Recently, the study of potential risks from advanced artificial intelligence has attracted substantial new funding, prompting new job openings at e.g. Oxford University and (in the near future) at Cambridge University, Imperial College London, and UC Berkeley.
This is the dawn of a new field. It’s important to fill these roles with strong candidates. The trouble is, it’s hard to find strong candidates at the dawn of a new field, because universities haven’t yet begun to train a steady flow of new experts on the topic. There is no “long-term AI safety” program for graduate students anywhere in the world.
Right now the field is pretty small, and the people I’ve spoken to (including e.g. at Oxford) seem to agree that it will be a challenge to fill these roles with candidates they already know about. Oxford has already re-posted one position, because no suitable candidates were found via the original posting.
So if you’ve developed some informal expertise on the topic — e.g. by reading books, papers, and online discussions — but you are not already known to the folks at Oxford, Cambridge, FLI, or MIRI, now would be an especially good time to de-lurk and say “I don’t know whether I’m qualified to help, and I’m not sure there’s a package of salary, benefits, and reasons that would tempt me away from what I’m doing now, but I want to at least let you know that I exist, I care about this issue, and I have at least some relevant skills and knowledge.”
Maybe you’ll turn out not to be a good candidate for any of these roles. Maybe you’ll learn the details and decide you’re not interested. But if you don’t let us know you exist, neither of those things can even begin to happen, and these important roles at the dawn of a new field will be less likely to be filled with strong candidates.
I’m especially passionate about de-lurking of this sort because when I first learned about MIRI, I just assumed I wasn’t qualified to help out, and wouldn’t want to, anyway. But after speaking to some folks at MIRI, it turned out I really could help out, and I’m glad I did. (I was MIRI’s Executive Director for ~3.5 years.)
So if you’ve been reading and thinking about long-term AI safety issues for a while now, and you have some expertise in computer science, AI, analytic/formal philosophy, mathematics, statistics, policy, risk analysis, forecasting, or economics, and you’re not already in contact with the people at the organizations I named above, please step forward and tell us you exist.

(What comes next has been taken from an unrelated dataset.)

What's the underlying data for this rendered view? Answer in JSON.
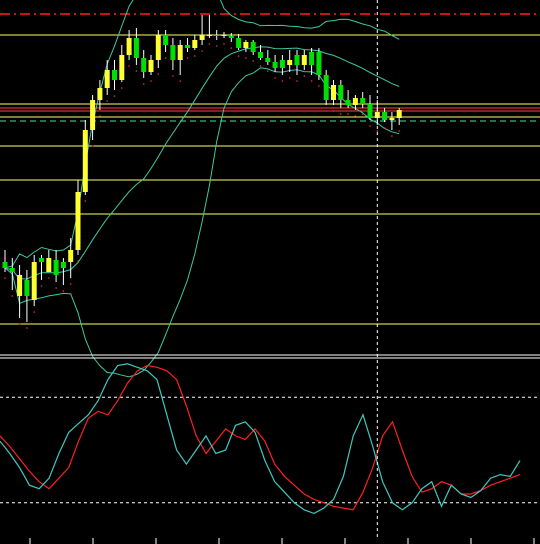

UPDATE Jan. 2, 2016: At this point in the original post, I recommended that people de-lurk by emailing me or by commenting below. However, I was contacted by far more people than I expected (100+), so I had to reply to everyone (on Dec. 19th) with a form email instead. In that email I thanked everyone for contacting me as I had requested, apologized for not being able to respond individually, and made the following request:
If you think you might be interested in a job related to long-term AI safety either now or in the next couple years, please fill out this 3-question Google form, which is a lot easier than filling out any of the posted job applications. This will make it much easier for the groups that are hiring to skim through your information and decide which people they want to contact and learn more about.
Everyone who contacted/contacts me after Dec. 19th will instead receive a link to this section of this blog post. If I’ve linked you here, please consider filling out the 3-question Google form above.
(Note that although I work as a GiveWell research analyst, my focus at GiveWell is not AI risks, and my views on this topic are not necessarily GiveWell’s views.)